Steinhoff rejects allegations of dishonest accounting amid German probe

By Alexander Kell, Janice Kew and Karin Matussek

(Bloomberg) — Steinhoff International Holdings rejected allegations of dishonesty made in a Manager-Magazin report that Chief Executive Officer Markus Jooste is among employees being investigated by German prosecutors in a 2015 case linked to possible accounting fraud.

A Steinhoff International Holdings NV logo sits on display outside the company’s offices in Stellenbosch on August 17, 2016. Photographer: Waldo Swiegers/Bloomberg

Substantial information in the article is “wrong or misleading,” the South African furniture and clothing retailer said in a statement Thursday.
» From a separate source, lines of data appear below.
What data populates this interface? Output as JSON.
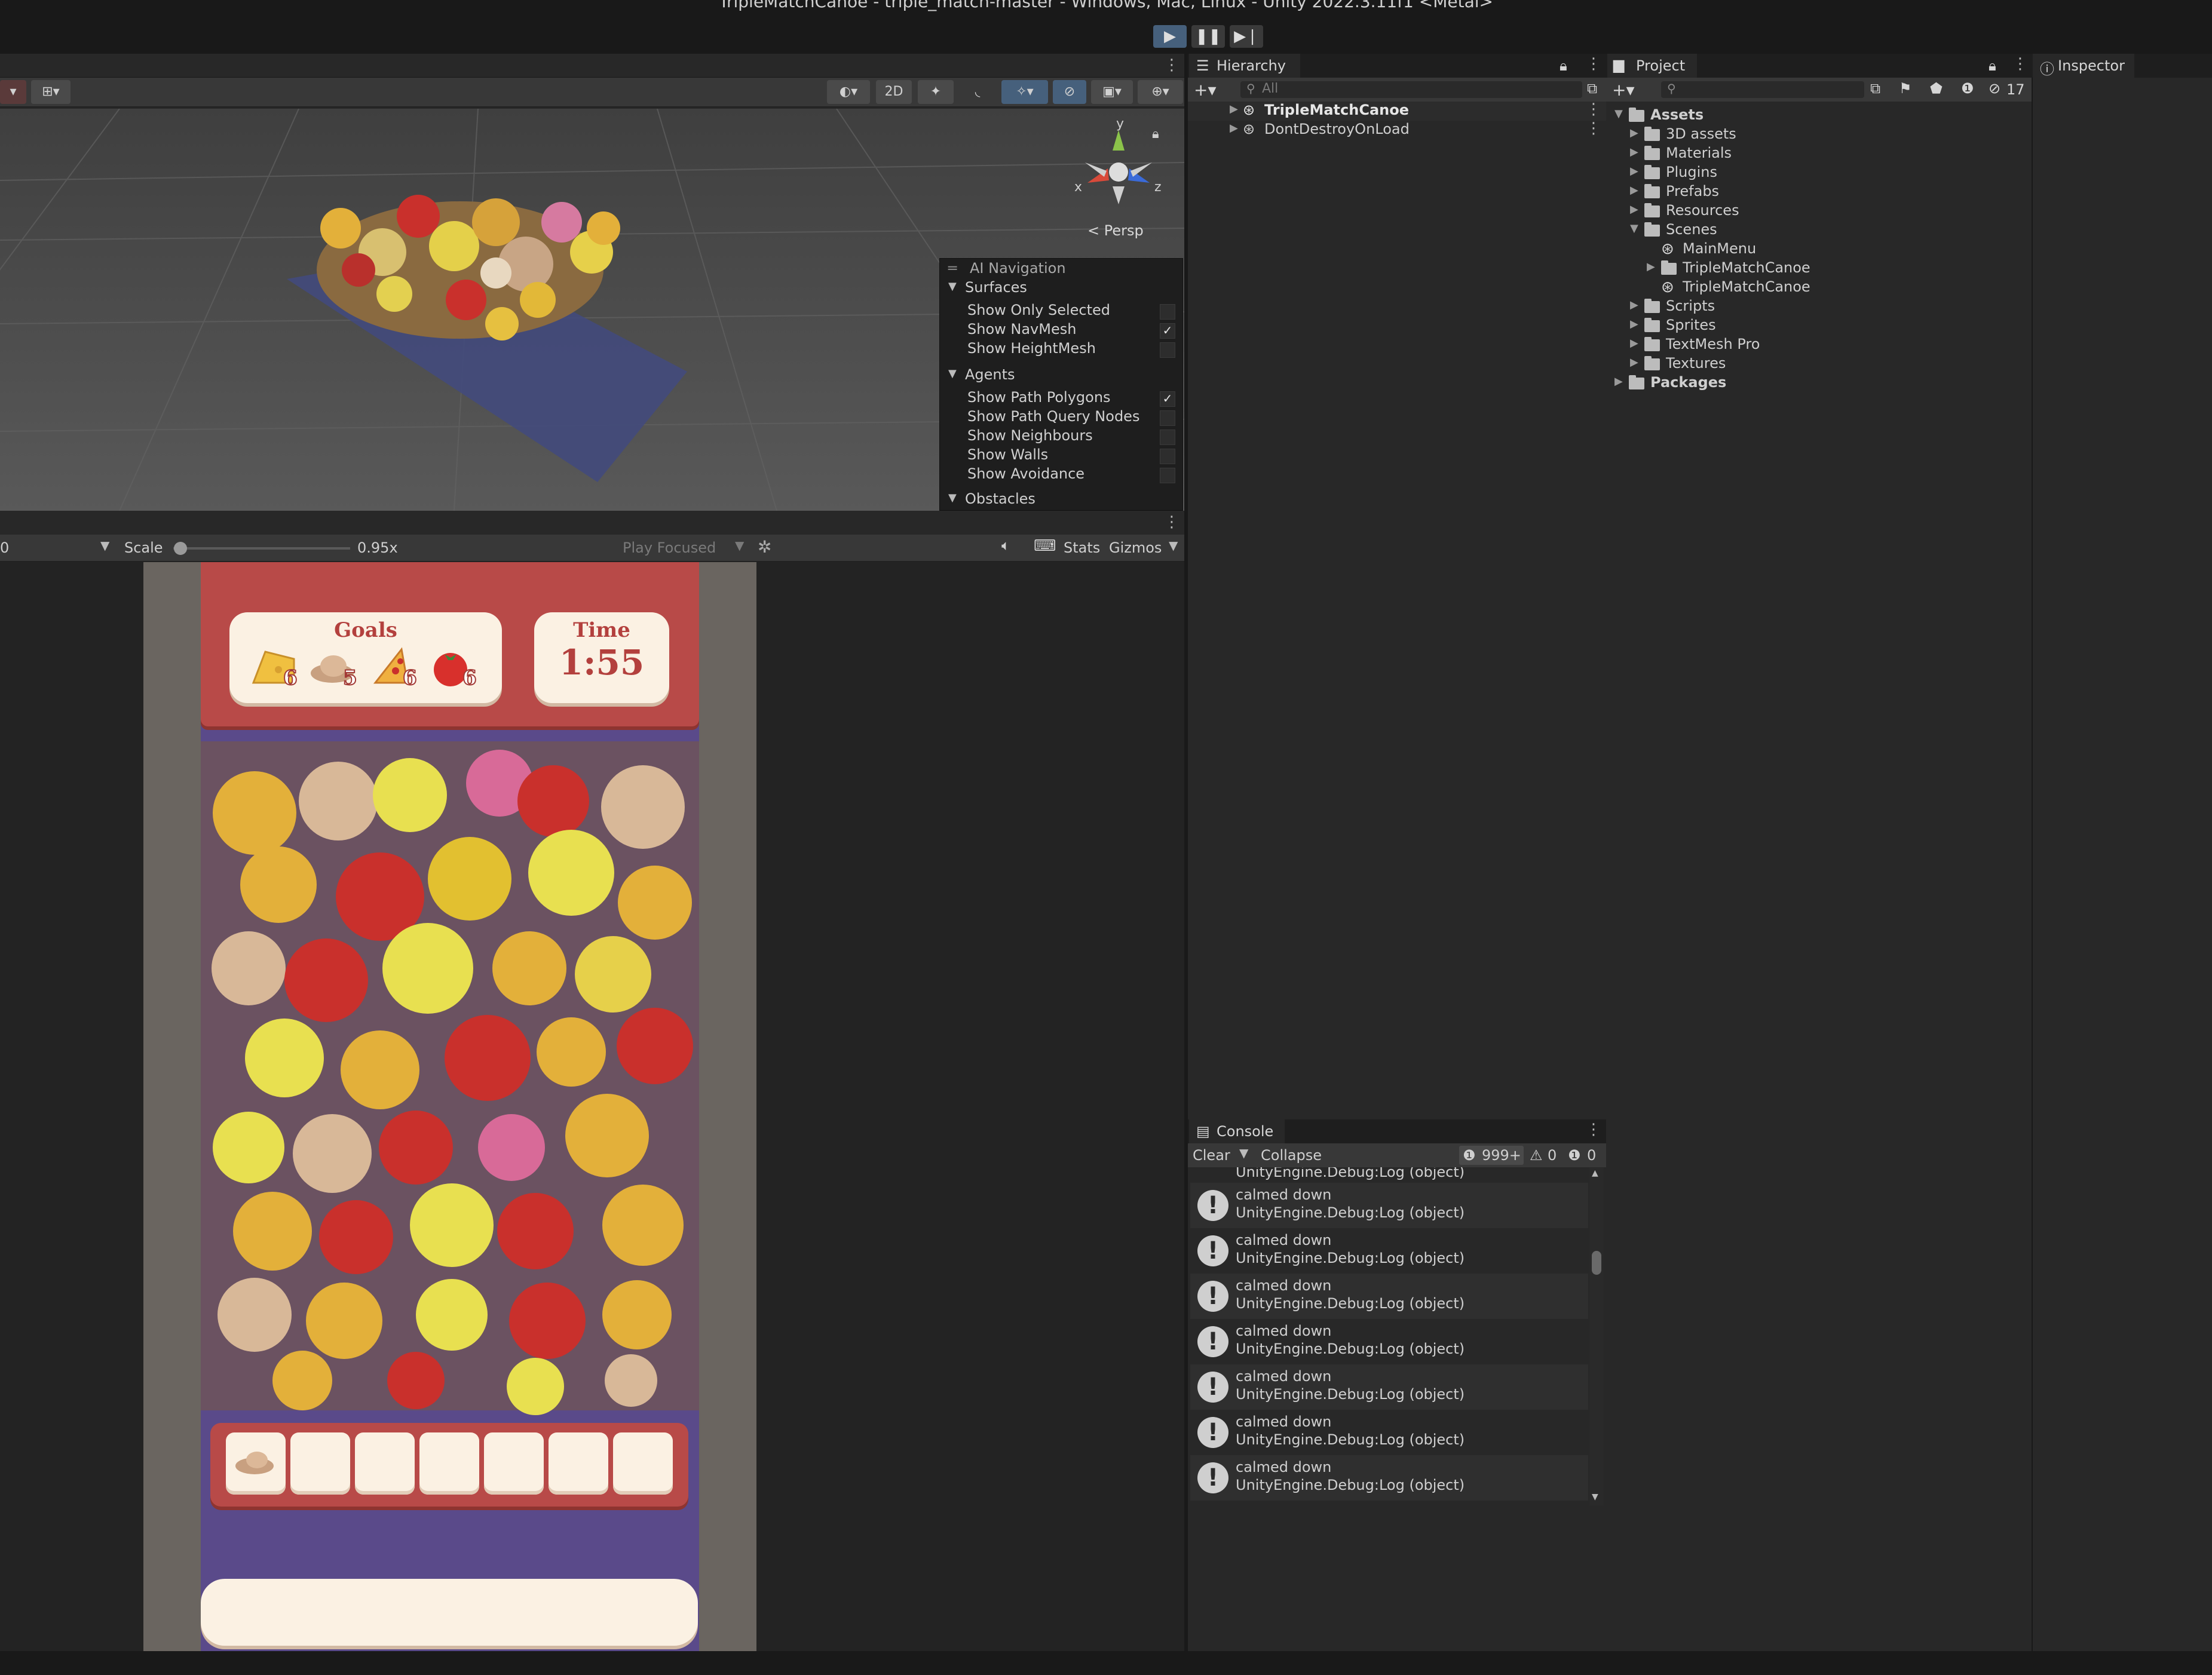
{
  "window": {
    "title": "TripleMatchCanoe - triple_match-master - Windows, Mac, Linux - Unity 2022.3.11f1 <Metal>"
  },
  "toolbar": {
    "play_icon": "play-icon",
    "pause_icon": "pause-icon",
    "step_icon": "step-icon"
  },
  "scene": {
    "mode_2d": "2D",
    "gizmo_y": "y",
    "gizmo_x": "x",
    "gizmo_z": "z",
    "persp_label": "Persp",
    "ai_nav": {
      "title": "AI Navigation",
      "surfaces_header": "Surfaces",
      "surfaces": [
        {
          "label": "Show Only Selected",
          "checked": ""
        },
        {
          "label": "Show NavMesh",
          "checked": "✓"
        },
        {
          "label": "Show HeightMesh",
          "checked": ""
        }
      ],
      "agents_header": "Agents",
      "agents": [
        {
          "label": "Show Path Polygons",
          "checked": "✓"
        },
        {
          "label": "Show Path Query Nodes",
          "checked": ""
        },
        {
          "label": "Show Neighbours",
          "checked": ""
        },
        {
          "label": "Show Walls",
          "checked": ""
        },
        {
          "label": "Show Avoidance",
          "checked": ""
        }
      ],
      "obstacles_header": "Obstacles"
    }
  },
  "game_toolbar": {
    "display_value": "0",
    "scale_label": "Scale",
    "scale_value": "0.95x",
    "scale_fraction": 0.04,
    "play_focused": "Play Focused",
    "stats": "Stats",
    "gizmos": "Gizmos"
  },
  "game": {
    "goals_title": "Goals",
    "goals": [
      {
        "icon": "cheese-icon",
        "count": "6"
      },
      {
        "icon": "hat-icon",
        "count": "5"
      },
      {
        "icon": "pizza-icon",
        "count": "6"
      },
      {
        "icon": "tomato-icon",
        "count": "6"
      }
    ],
    "time_title": "Time",
    "time_value": "1:55",
    "tray_first_item": "hat-icon"
  },
  "hierarchy": {
    "tab": "Hierarchy",
    "search_placeholder": "All",
    "items": [
      "TripleMatchCanoe",
      "DontDestroyOnLoad"
    ]
  },
  "console": {
    "tab": "Console",
    "clear": "Clear",
    "collapse": "Collapse",
    "log_count": "999+",
    "warn_count": "0",
    "error_count": "0",
    "partial_top": "UnityEngine.Debug:Log (object)",
    "entries": [
      {
        "message": "calmed down",
        "detail": "UnityEngine.Debug:Log (object)"
      },
      {
        "message": "calmed down",
        "detail": "UnityEngine.Debug:Log (object)"
      },
      {
        "message": "calmed down",
        "detail": "UnityEngine.Debug:Log (object)"
      },
      {
        "message": "calmed down",
        "detail": "UnityEngine.Debug:Log (object)"
      },
      {
        "message": "calmed down",
        "detail": "UnityEngine.Debug:Log (object)"
      },
      {
        "message": "calmed down",
        "detail": "UnityEngine.Debug:Log (object)"
      },
      {
        "message": "calmed down",
        "detail": "UnityEngine.Debug:Log (object)"
      }
    ]
  },
  "project": {
    "tab": "Project",
    "hidden_count": "17",
    "assets_label": "Assets",
    "folders": [
      "3D assets",
      "Materials",
      "Plugins",
      "Prefabs",
      "Resources"
    ],
    "scenes_label": "Scenes",
    "scene_files": [
      "MainMenu",
      "TripleMatchCanoe",
      "TripleMatchCanoe"
    ],
    "folders_after": [
      "Scripts",
      "Sprites",
      "TextMesh Pro",
      "Textures"
    ],
    "packages_label": "Packages"
  },
  "inspector": {
    "tab": "Inspector"
  },
  "colors": {
    "editor_bg": "#282828",
    "viewport_bg": "#4f4f4f",
    "goals_red": "#b84a48",
    "card_cream": "#fbf1e3",
    "board_purple": "#5a4a8a",
    "play_blue": "#46607c"
  }
}
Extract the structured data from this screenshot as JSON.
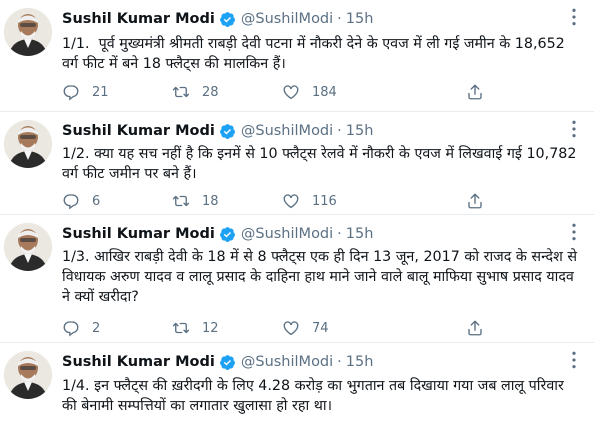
{
  "tweets": [
    {
      "name": "Sushil Kumar Modi",
      "handle": "@SushilModi",
      "separator": "·",
      "time": "15h",
      "text": "1/1.  पूर्व मुख्यमंत्री श्रीमती राबड़ी देवी पटना में नौकरी देने के एवज में ली गई जमीन के 18,652 वर्ग फीट में बने 18 फ्लैट्स की मालकिन हैं।",
      "replies": "21",
      "retweets": "28",
      "likes": "184"
    },
    {
      "name": "Sushil Kumar Modi",
      "handle": "@SushilModi",
      "separator": "·",
      "time": "15h",
      "text": "1/2. क्या यह सच नहीं है कि इनमें से 10 फ्लैट्स रेलवे में नौकरी के एवज में लिखवाई गई 10,782 वर्ग फीट जमीन पर बने हैं।",
      "replies": "6",
      "retweets": "18",
      "likes": "116"
    },
    {
      "name": "Sushil Kumar Modi",
      "handle": "@SushilModi",
      "separator": "·",
      "time": "15h",
      "text": "1/3. आखिर राबड़ी देवी के 18 में से 8 फ्लैट्स एक ही दिन 13 जून, 2017 को राजद के सन्देश से विधायक अरुण यादव व लालू प्रसाद के दाहिना हाथ माने जाने वाले बालू माफिया सुभाष प्रसाद यादव ने क्यों खरीदा?",
      "replies": "2",
      "retweets": "12",
      "likes": "74"
    },
    {
      "name": "Sushil Kumar Modi",
      "handle": "@SushilModi",
      "separator": "·",
      "time": "15h",
      "text": "1/4. इन फ्लैट्स की ख़रीदगी के लिए 4.28 करोड़ का भुगतान तब दिखाया गया जब लालू परिवार की बेनामी सम्पत्तियों का लगातार खुलासा हो रहा था।",
      "replies": "",
      "retweets": "",
      "likes": ""
    }
  ],
  "icons": {
    "verified": "verified-badge-icon",
    "more": "more-options-icon",
    "reply": "reply-icon",
    "retweet": "retweet-icon",
    "like": "like-icon",
    "share": "share-icon"
  },
  "colors": {
    "verified": "#1da1f2",
    "secondary_text": "#5b7083",
    "divider": "#e6ecf0"
  }
}
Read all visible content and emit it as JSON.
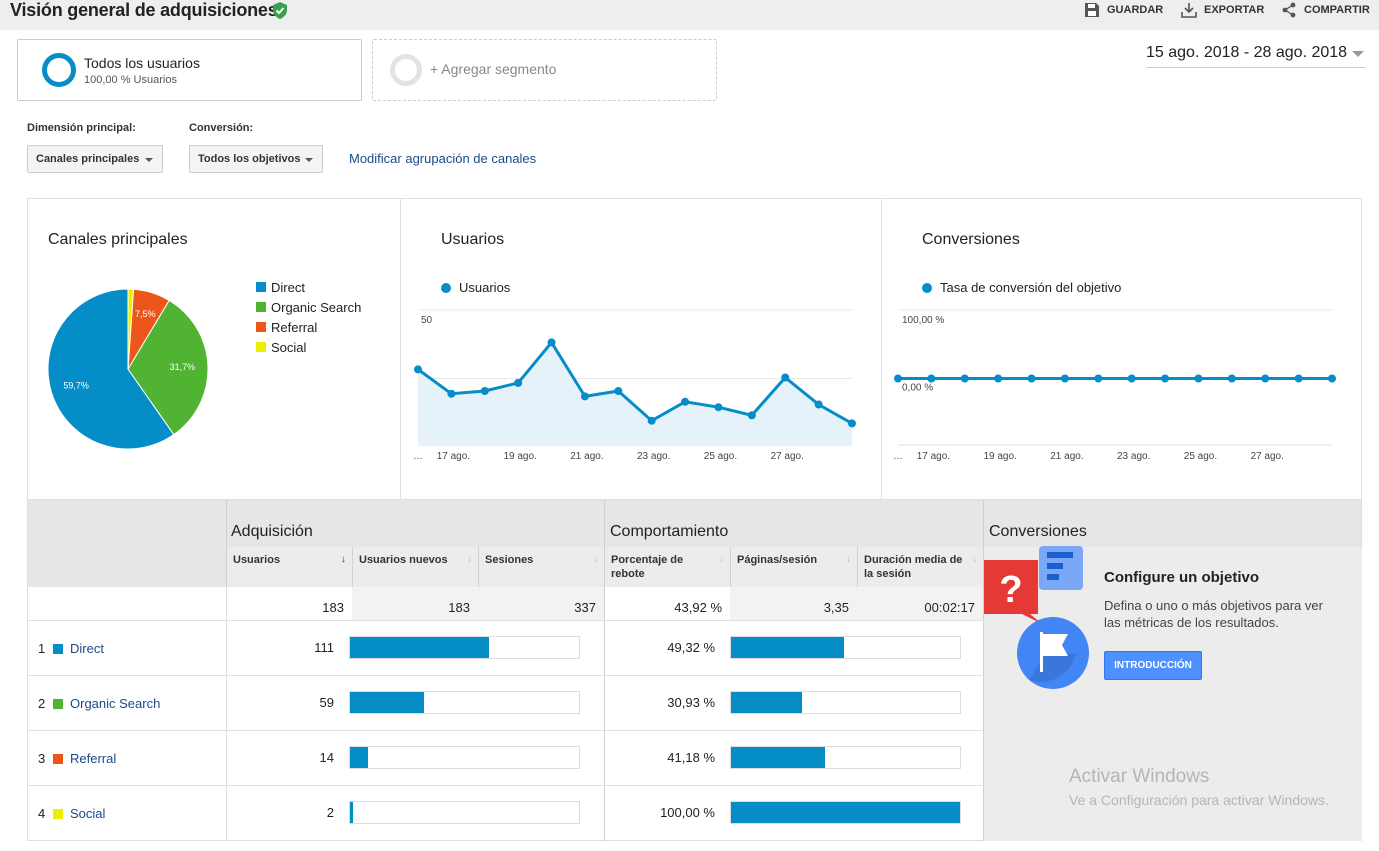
{
  "header": {
    "title": "Visión general de adquisiciones",
    "save_label": "GUARDAR",
    "export_label": "EXPORTAR",
    "share_label": "COMPARTIR"
  },
  "segments": {
    "active_name": "Todos los usuarios",
    "active_sub": "100,00 % Usuarios",
    "add_label": "+ Agregar segmento"
  },
  "date_range": "15 ago. 2018 - 28 ago. 2018",
  "dimensions": {
    "primary_label": "Dimensión principal:",
    "primary_value": "Canales principales",
    "conversion_label": "Conversión:",
    "conversion_value": "Todos los objetivos",
    "modify_link": "Modificar agrupación de canales"
  },
  "colors": {
    "direct": "#058dc7",
    "organic": "#50b432",
    "referral": "#ed561b",
    "social": "#edef00",
    "accent": "#058dc7"
  },
  "chart_data": [
    {
      "type": "pie",
      "title": "Canales principales",
      "categories": [
        "Direct",
        "Organic Search",
        "Referral",
        "Social"
      ],
      "values": [
        59.7,
        31.7,
        7.5,
        1.1
      ],
      "labels": [
        "59,7%",
        "31,7%",
        "7,5%",
        ""
      ]
    },
    {
      "type": "area",
      "title": "Usuarios",
      "series": [
        {
          "name": "Usuarios",
          "values": [
            28,
            19,
            20,
            23,
            38,
            18,
            20,
            9,
            16,
            14,
            11,
            25,
            15,
            8
          ]
        }
      ],
      "yticks": [
        "50",
        "25"
      ],
      "ylim": [
        0,
        50
      ],
      "xticks": [
        "…",
        "17 ago.",
        "19 ago.",
        "21 ago.",
        "23 ago.",
        "25 ago.",
        "27 ago."
      ]
    },
    {
      "type": "line",
      "title": "Conversiones",
      "series": [
        {
          "name": "Tasa de conversión del objetivo",
          "values": [
            0,
            0,
            0,
            0,
            0,
            0,
            0,
            0,
            0,
            0,
            0,
            0,
            0,
            0
          ]
        }
      ],
      "yticks": [
        "100,00 %",
        "0,00 %"
      ],
      "xticks": [
        "…",
        "17 ago.",
        "19 ago.",
        "21 ago.",
        "23 ago.",
        "25 ago.",
        "27 ago."
      ]
    }
  ],
  "table": {
    "group_acq": "Adquisición",
    "group_beh": "Comportamiento",
    "group_conv": "Conversiones",
    "columns": [
      "Usuarios",
      "Usuarios nuevos",
      "Sesiones",
      "Porcentaje de rebote",
      "Páginas/sesión",
      "Duración media de la sesión"
    ],
    "totals": [
      "183",
      "183",
      "337",
      "43,92 %",
      "3,35",
      "00:02:17"
    ],
    "rows": [
      {
        "num": "1",
        "name": "Direct",
        "users": "111",
        "users_fraction": 0.607,
        "bounce": "49,32 %",
        "bounce_fraction": 0.493
      },
      {
        "num": "2",
        "name": "Organic Search",
        "users": "59",
        "users_fraction": 0.322,
        "bounce": "30,93 %",
        "bounce_fraction": 0.309
      },
      {
        "num": "3",
        "name": "Referral",
        "users": "14",
        "users_fraction": 0.077,
        "bounce": "41,18 %",
        "bounce_fraction": 0.412
      },
      {
        "num": "4",
        "name": "Social",
        "users": "2",
        "users_fraction": 0.011,
        "bounce": "100,00 %",
        "bounce_fraction": 1.0
      }
    ]
  },
  "goal": {
    "title": "Configure un objetivo",
    "text": "Defina o uno o más objetivos para ver las métricas de los resultados.",
    "button": "INTRODUCCIÓN"
  },
  "watermark": {
    "line1": "Activar Windows",
    "line2": "Ve a Configuración para activar Windows."
  }
}
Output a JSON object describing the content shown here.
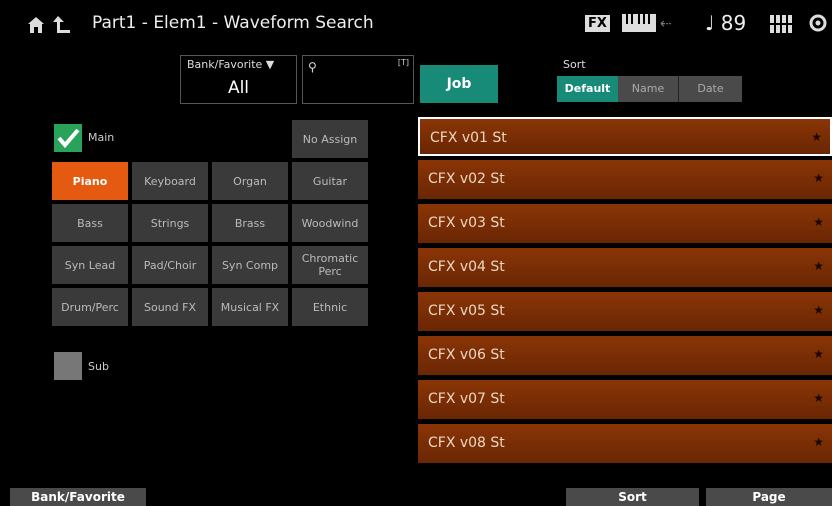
{
  "header": {
    "title": "Part1 - Elem1 - Waveform Search",
    "fx_badge": "FX",
    "tempo": "♩ 89"
  },
  "bank_favorite": {
    "label": "Bank/Favorite",
    "value": "All"
  },
  "search": {
    "placeholder": ""
  },
  "job_label": "Job",
  "sort": {
    "label": "Sort",
    "options": [
      "Default",
      "Name",
      "Date"
    ],
    "selected": "Default"
  },
  "main_checkbox": {
    "label": "Main",
    "checked": true
  },
  "sub_checkbox": {
    "label": "Sub",
    "checked": false
  },
  "categories": [
    "No Assign",
    "Piano",
    "Keyboard",
    "Organ",
    "Guitar",
    "Bass",
    "Strings",
    "Brass",
    "Woodwind",
    "Syn Lead",
    "Pad/Choir",
    "Syn Comp",
    "Chromatic Perc",
    "Drum/Perc",
    "Sound FX",
    "Musical FX",
    "Ethnic"
  ],
  "selected_category": "Piano",
  "waveforms": [
    "CFX v01 St",
    "CFX v02 St",
    "CFX v03 St",
    "CFX v04 St",
    "CFX v05 St",
    "CFX v06 St",
    "CFX v07 St",
    "CFX v08 St"
  ],
  "bottom": {
    "bank_favorite": "Bank/Favorite",
    "sort": "Sort",
    "page": "Page"
  },
  "colors": {
    "accent": "#178a78",
    "selected_category": "#e45a10",
    "list_row": "#7a2e05",
    "checkbox": "#2aa35a"
  }
}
Referring to the start of the 2015 probe, Steinhoff said it appointed legal and external audit firms in Germany to investigate the matter and they concluded that “no evidence exists” that the company broke the country’s commercial laws, it said.

The stock rose 1.9 percent to 3.87 euros at 9:45 a.m. in Frankfurt after plunging as much as 17 percent on Thursday.

The report in Manager-Magazin relates to a case that began just before Steinhoff moved its primary listing to Frankfurt from Johannesburg in December 2015. In November of that year, German authorities searched Steinhoff offices in the town of Westerstede and visited private homes as part of an investigation by prosecutors in the town of Oldenburg into four current and former managers.

Steinhoff said at the time it was “fully committed” to support the probe and Thursday reiterated it has “engaged constructively” with the authorities. “No further investigations have been initiated nor any searches conducted as alleged in the article,” the company said.

The company is involved in ongoing civil litigation — including with a former joint-venture partner — and the outcome “should result in monetary remedy to be paid by the group,” Steinhoff said. However, “the payment of any such monetary remedy would not have a material adverse effect on the trading and/or financial condition.”

Prosecutors suspect inflated revenue was reported on the balance sheets of units owned by the discount retailer, according to Manager-Magazin, which attributed the information to unidentified people at the prosecutor’s office. The sums involved are in the three-digit-million euro range, the magazine said.

Aggressive Expansion

Steinhoff has expanded aggressively over the past three years and has completed acquisitions in South Africa, the U.K. and the U.S. The company’s brands include low-cost sub-Saharan Africa chain Pep, Conforama in France and The Mattress Firm in the U.S. The company will announce third-quarter earnings on Aug. 31.

Steinhoff’s African unit is poised to take a 22.7 percent stake in Shoprite Holdings Ltd., Africa’s largest grocer, which will allow South African billionaire Christo Wiese to combine his retail assets on the continent after a proposed merger of the two companies fell through earlier this year.